In Syria, democrats chomp at bit
Anticipating a new law that will allow the creation of political opposition parties, some Syrians aren't waiting.
Political life in Syria has long been stagnant, dominated by the ruling Baath Party since the 1960s.
But in June, the Baath Party Congress recommended the establishment of a new political party law that would allow the creation of new nonethnic and nonreligious political parties.
Since then, Samir Nashar, a wealthy businessman from Aleppo, has spent weeks on the road, personally recruiting prominent intellectuals, economists, and businessmen to join the National Free Coalition, a new party that hopes to represent Syria's bourgeoisie.
But in a country where new political parties still remain illegal and gatherings of four or more people may be punishable by jail, Nashar's recruitment drive is proving difficult.
"Because of the security services, people don't know how the government will respond to announcements of political parties," said Nashar. "So even though people like our project, they remain fearful of joining."
While analysts say a new party law could take as long as two years to pass, the mere anticipation of such a law has ignited discussions among activists about what new political parties could look like.
And some of the country's boldest activists are looking to jump start the whole process. Nashar says the need to organize has taken on a sense of urgency as the new law could require a new party to have a membership in the tens of thousands to be recognized.
"In a country like Syria, with no real political life, how can we start a party in the thousands?" asks Nashar. "That is why I am opening the dialogue with friends, social organizations, and economists. We want to build a liberal atmosphere before we have a party so that people get to know each other."
Kamal al-Labwani, one of 10 prominent activists arrested in 2001 and released last year, published his vision for The Liberal Democratic Union a few months ago on the Internet.
Historically, opposition parties in Syria outside the National Progressive Front (NPF), a coalition of nine political parties controlled by the Baath Party, have mostly been communists, socialists, or nationalists. But opposition figures like Nashar and Mr. Labwani say that these days their country is in need of "liberalism" and "capitalism."
Nashar says his Free National Coalition will be the first party since the mid-1950s to represent the interests of the middle class. He has visions of a market economy, a democratic system with a division of power and term limits, an emphasis on the rights for women and minority, and the rights of religious groups to form parties - all anchored under the rule of law.
"For 30 or 40 years, liberal was a negative term for parties," says Louay Hussein, an opposition figure who is also in the midst of forming a political party. "A liberal party meant it was tied to the West and everybody wanted to say we're not Western. Now, to differentiate themselves, many [activists] are starting to use the term liberal."
In early August, Lawbani said in an interview on Syriacomment.com, a Syrian social and political affairs website, that security services prevented some 200 people from attending a meeting at his house in the mountains just outside of Damascus on the basis that Islamists were displeased with his new project and had threatened to murder him. But such intimidation is not hampering many of these activists.

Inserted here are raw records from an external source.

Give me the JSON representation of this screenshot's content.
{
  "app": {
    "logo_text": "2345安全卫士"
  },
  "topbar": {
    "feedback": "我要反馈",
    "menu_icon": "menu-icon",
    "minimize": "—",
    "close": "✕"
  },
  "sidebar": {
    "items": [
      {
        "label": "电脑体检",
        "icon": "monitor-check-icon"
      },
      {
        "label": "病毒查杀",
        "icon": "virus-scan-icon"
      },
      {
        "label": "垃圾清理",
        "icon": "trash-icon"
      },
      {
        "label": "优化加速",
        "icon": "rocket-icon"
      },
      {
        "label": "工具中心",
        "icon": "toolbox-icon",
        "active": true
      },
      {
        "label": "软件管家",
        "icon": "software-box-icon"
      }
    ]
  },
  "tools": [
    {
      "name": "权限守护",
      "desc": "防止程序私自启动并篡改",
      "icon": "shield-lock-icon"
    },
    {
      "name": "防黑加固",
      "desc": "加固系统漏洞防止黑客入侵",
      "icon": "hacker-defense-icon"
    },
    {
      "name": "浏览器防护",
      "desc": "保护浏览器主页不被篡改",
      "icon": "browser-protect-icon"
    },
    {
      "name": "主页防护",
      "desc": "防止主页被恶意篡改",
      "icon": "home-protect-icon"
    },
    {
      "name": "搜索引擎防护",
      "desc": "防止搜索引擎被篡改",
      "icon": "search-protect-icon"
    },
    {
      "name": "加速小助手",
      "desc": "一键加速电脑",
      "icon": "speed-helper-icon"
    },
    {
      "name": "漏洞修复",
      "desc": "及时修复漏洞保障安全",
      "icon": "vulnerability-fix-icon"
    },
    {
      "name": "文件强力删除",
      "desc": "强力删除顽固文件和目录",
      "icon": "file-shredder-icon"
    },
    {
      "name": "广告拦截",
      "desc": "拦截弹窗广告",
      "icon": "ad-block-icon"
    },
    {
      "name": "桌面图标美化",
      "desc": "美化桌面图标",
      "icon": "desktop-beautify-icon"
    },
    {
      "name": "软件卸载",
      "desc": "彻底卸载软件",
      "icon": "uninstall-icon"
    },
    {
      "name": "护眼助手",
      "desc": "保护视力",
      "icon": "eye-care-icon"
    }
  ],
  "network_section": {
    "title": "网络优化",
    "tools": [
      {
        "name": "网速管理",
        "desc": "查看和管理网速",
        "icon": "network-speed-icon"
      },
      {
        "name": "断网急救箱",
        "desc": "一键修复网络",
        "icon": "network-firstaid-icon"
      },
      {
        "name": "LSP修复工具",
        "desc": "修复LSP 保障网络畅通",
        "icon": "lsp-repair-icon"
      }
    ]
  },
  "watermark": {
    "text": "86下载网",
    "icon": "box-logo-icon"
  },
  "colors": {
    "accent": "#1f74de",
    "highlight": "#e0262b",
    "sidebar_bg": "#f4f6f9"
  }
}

"We're preparing for the day when the regime falls," Labawani said in the interview. "We're letting them know that we're thinking past their collapse and planning for the future. It's a type of psychological warfare."
Analysts criticize such projects as vague and lacking any real substance.
But, they also say that the fact that people are even thinking about forming political parties remains significant. "The people more and more are starting to feel like it is their right to form parties and that is good," says Hassan Abbas, a researcher at the French Institute for the Middle East in Damascus. "There is still no new party that has offered a real, comprehensive program. But, hopefully, out of all of this something will materialize."
And the new wave may offer opportunities to previously marginalized groups.
Rihab Biytar, a lawyer who works on human rights and Islamic law cases, hopes to become the first woman in Syria to start a new political party. Two months ago, Mrs. Biytar announced the formation of the Free Democratic Coalition, which she calls a "project for a political party based on individual and human rights."
Only one other woman, Wesal Bekdash, has headed a political party, but she inherited that position after the death of her husband.
But, for Syrians, so long as the country remains under martial law, even a law allowing new political parties may not be enough. "There will be no party of importance until the normal people feel they are safe, until people are not afraid of the security apparatus in the country," says Mr. Hussein. "Even if there is a political parties law, there will be no important political parties because the people will not trust the government; they will not trust that you can form a party and you will not be arrested."